[[ INPUT DATA open ]]

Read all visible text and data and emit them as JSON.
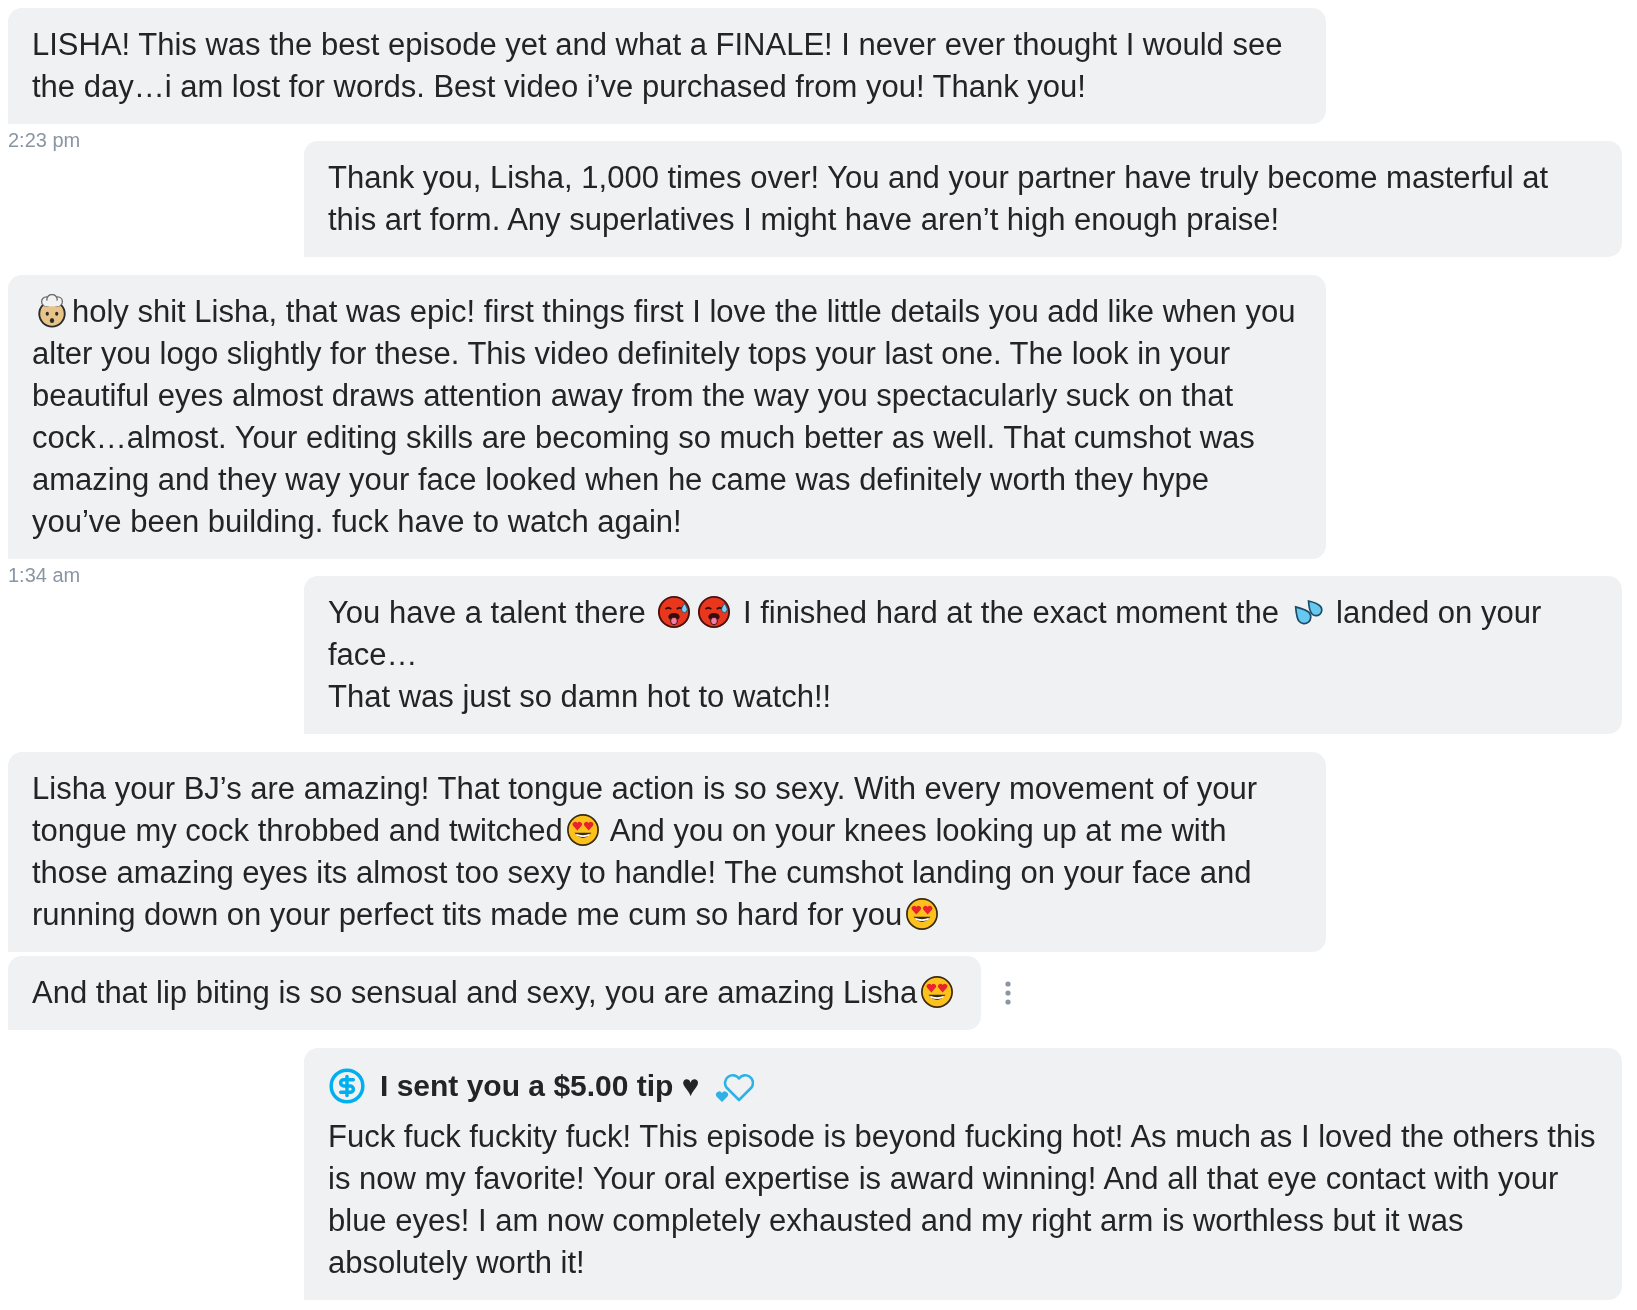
{
  "messages": [
    {
      "kind": "incoming",
      "hovered": false,
      "time": "2:23 pm",
      "parts": [
        {
          "kind": "text",
          "text": "LISHA! This was the best episode yet and what a FINALE! I never ever thought I would see the day…i am lost for words. Best video i’ve purchased from you! Thank you!"
        }
      ]
    },
    {
      "kind": "outgoing",
      "hovered": false,
      "parts": [
        {
          "kind": "text",
          "text": "Thank you, Lisha, 1,000 times over! You and your partner have truly become masterful at this art form. Any superlatives I might have aren’t high enough praise!"
        }
      ]
    },
    {
      "kind": "incoming",
      "hovered": false,
      "time": "1:34 am",
      "parts": [
        {
          "kind": "mind_blown"
        },
        {
          "kind": "text",
          "text": "holy shit Lisha, that was epic! first things first I love the little details you add like when you alter you logo slightly for these. This video definitely tops your last one. The look in your beautiful eyes almost draws attention away from the way you spectacularly suck on that cock…almost. Your editing skills are becoming so much better as well. That cumshot was amazing and they way your face looked when he came was definitely worth they hype you’ve been building. fuck have to watch again!"
        }
      ]
    },
    {
      "kind": "outgoing",
      "hovered": false,
      "parts": [
        {
          "kind": "text",
          "text": "You have a talent there "
        },
        {
          "kind": "hot_face"
        },
        {
          "kind": "hot_face"
        },
        {
          "kind": "text",
          "text": " I finished hard at the exact moment the "
        },
        {
          "kind": "sweat_droplets"
        },
        {
          "kind": "text",
          "text": " landed on your face…\nThat was just so damn hot to watch!!"
        }
      ]
    },
    {
      "kind": "incoming",
      "hovered": false,
      "parts": [
        {
          "kind": "text",
          "text": "Lisha your BJ’s are amazing! That tongue action is so sexy. With every movement of your tongue my cock throbbed and twitched"
        },
        {
          "kind": "heart_eyes"
        },
        {
          "kind": "text",
          "text": " And you on your knees looking up at me with those amazing eyes its almost too sexy to handle! The cumshot landing on your face and running down on your perfect tits made me cum so hard for you"
        },
        {
          "kind": "heart_eyes"
        }
      ]
    },
    {
      "kind": "incoming",
      "hovered": true,
      "parts": [
        {
          "kind": "text",
          "text": "And that lip biting is so sensual and sexy, you are amazing Lisha"
        },
        {
          "kind": "heart_eyes"
        }
      ]
    },
    {
      "kind": "tip",
      "hovered": false,
      "tip_label": "I sent you a $5.00 tip ♥",
      "parts": [
        {
          "kind": "text",
          "text": "Fuck fuck fuckity fuck! This episode is beyond fucking hot! As much as I loved the others this is now my favorite! Your oral expertise is award winning! And all that eye contact with your blue eyes! I am now completely exhausted and my right arm is worthless but it was absolutely worth it!"
        }
      ]
    }
  ]
}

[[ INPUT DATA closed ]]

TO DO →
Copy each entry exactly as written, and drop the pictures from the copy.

EXERCISE RESPONSE →
Read all visible text and data and emit them as JSON.
{
  "messages": [
    {
      "kind": "incoming",
      "hovered": false,
      "time": "2:23 pm",
      "parts": [
        {
          "kind": "text",
          "text": "LISHA! This was the best episode yet and what a FINALE! I never ever thought I would see the day…i am lost for words. Best video i’ve purchased from you! Thank you!"
        }
      ]
    },
    {
      "kind": "outgoing",
      "hovered": false,
      "parts": [
        {
          "kind": "text",
          "text": "Thank you, Lisha, 1,000 times over! You and your partner have truly become masterful at this art form. Any superlatives I might have aren’t high enough praise!"
        }
      ]
    },
    {
      "kind": "incoming",
      "hovered": false,
      "time": "1:34 am",
      "parts": [
        {
          "kind": "mind_blown"
        },
        {
          "kind": "text",
          "text": "holy shit Lisha, that was epic! first things first I love the little details you add like when you alter you logo slightly for these. This video definitely tops your last one. The look in your beautiful eyes almost draws attention away from the way you spectacularly suck on that cock…almost. Your editing skills are becoming so much better as well. That cumshot was amazing and they way your face looked when he came was definitely worth they hype you’ve been building. fuck have to watch again!"
        }
      ]
    },
    {
      "kind": "outgoing",
      "hovered": false,
      "parts": [
        {
          "kind": "text",
          "text": "You have a talent there "
        },
        {
          "kind": "hot_face"
        },
        {
          "kind": "hot_face"
        },
        {
          "kind": "text",
          "text": " I finished hard at the exact moment the "
        },
        {
          "kind": "sweat_droplets"
        },
        {
          "kind": "text",
          "text": " landed on your face…\nThat was just so damn hot to watch!!"
        }
      ]
    },
    {
      "kind": "incoming",
      "hovered": false,
      "parts": [
        {
          "kind": "text",
          "text": "Lisha your BJ’s are amazing! That tongue action is so sexy. With every movement of your tongue my cock throbbed and twitched"
        },
        {
          "kind": "heart_eyes"
        },
        {
          "kind": "text",
          "text": " And you on your knees looking up at me with those amazing eyes its almost too sexy to handle! The cumshot landing on your face and running down on your perfect tits made me cum so hard for you"
        },
        {
          "kind": "heart_eyes"
        }
      ]
    },
    {
      "kind": "incoming",
      "hovered": true,
      "parts": [
        {
          "kind": "text",
          "text": "And that lip biting is so sensual and sexy, you are amazing Lisha"
        },
        {
          "kind": "heart_eyes"
        }
      ]
    },
    {
      "kind": "tip",
      "hovered": false,
      "tip_label": "I sent you a $5.00 tip ♥",
      "parts": [
        {
          "kind": "text",
          "text": "Fuck fuck fuckity fuck! This episode is beyond fucking hot! As much as I loved the others this is now my favorite! Your oral expertise is award winning! And all that eye contact with your blue eyes! I am now completely exhausted and my right arm is worthless but it was absolutely worth it!"
        }
      ]
    }
  ]
}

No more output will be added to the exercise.